:: TASK TO CARRY OUT ::
Return the data in full, exactly as it was written.

┌──

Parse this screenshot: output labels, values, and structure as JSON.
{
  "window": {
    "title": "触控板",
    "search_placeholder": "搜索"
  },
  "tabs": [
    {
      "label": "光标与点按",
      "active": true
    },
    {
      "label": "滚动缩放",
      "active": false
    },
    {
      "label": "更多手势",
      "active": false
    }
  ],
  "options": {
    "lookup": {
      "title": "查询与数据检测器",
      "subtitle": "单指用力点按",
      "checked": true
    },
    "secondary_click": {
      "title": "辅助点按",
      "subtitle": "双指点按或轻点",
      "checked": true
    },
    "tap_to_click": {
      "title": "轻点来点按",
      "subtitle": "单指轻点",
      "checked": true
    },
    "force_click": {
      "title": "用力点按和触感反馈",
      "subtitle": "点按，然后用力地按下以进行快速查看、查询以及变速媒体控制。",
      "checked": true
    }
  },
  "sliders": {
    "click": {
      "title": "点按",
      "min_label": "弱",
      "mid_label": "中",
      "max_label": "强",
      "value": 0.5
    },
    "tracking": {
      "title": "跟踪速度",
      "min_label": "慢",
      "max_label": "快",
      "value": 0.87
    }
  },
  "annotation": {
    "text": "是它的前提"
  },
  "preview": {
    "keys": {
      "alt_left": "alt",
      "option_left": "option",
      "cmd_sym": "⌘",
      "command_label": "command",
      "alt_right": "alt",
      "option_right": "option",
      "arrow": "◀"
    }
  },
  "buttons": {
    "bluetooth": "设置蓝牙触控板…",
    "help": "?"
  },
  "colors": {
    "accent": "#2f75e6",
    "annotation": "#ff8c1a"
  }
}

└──

:: ANSWER AREA ::
Parse this screenshot: output labels, values, and structure as JSON.
{
  "window": {
    "title": "触控板",
    "search_placeholder": "搜索"
  },
  "tabs": [
    {
      "label": "光标与点按",
      "active": true
    },
    {
      "label": "滚动缩放",
      "active": false
    },
    {
      "label": "更多手势",
      "active": false
    }
  ],
  "options": {
    "lookup": {
      "title": "查询与数据检测器",
      "subtitle": "单指用力点按",
      "checked": true
    },
    "secondary_click": {
      "title": "辅助点按",
      "subtitle": "双指点按或轻点",
      "checked": true
    },
    "tap_to_click": {
      "title": "轻点来点按",
      "subtitle": "单指轻点",
      "checked": true
    },
    "force_click": {
      "title": "用力点按和触感反馈",
      "subtitle": "点按，然后用力地按下以进行快速查看、查询以及变速媒体控制。",
      "checked": true
    }
  },
  "sliders": {
    "click": {
      "title": "点按",
      "min_label": "弱",
      "mid_label": "中",
      "max_label": "强",
      "value": 0.5
    },
    "tracking": {
      "title": "跟踪速度",
      "min_label": "慢",
      "max_label": "快",
      "value": 0.87
    }
  },
  "annotation": {
    "text": "是它的前提"
  },
  "preview": {
    "keys": {
      "alt_left": "alt",
      "option_left": "option",
      "cmd_sym": "⌘",
      "command_label": "command",
      "alt_right": "alt",
      "option_right": "option",
      "arrow": "◀"
    }
  },
  "buttons": {
    "bluetooth": "设置蓝牙触控板…",
    "help": "?"
  },
  "colors": {
    "accent": "#2f75e6",
    "annotation": "#ff8c1a"
  }
}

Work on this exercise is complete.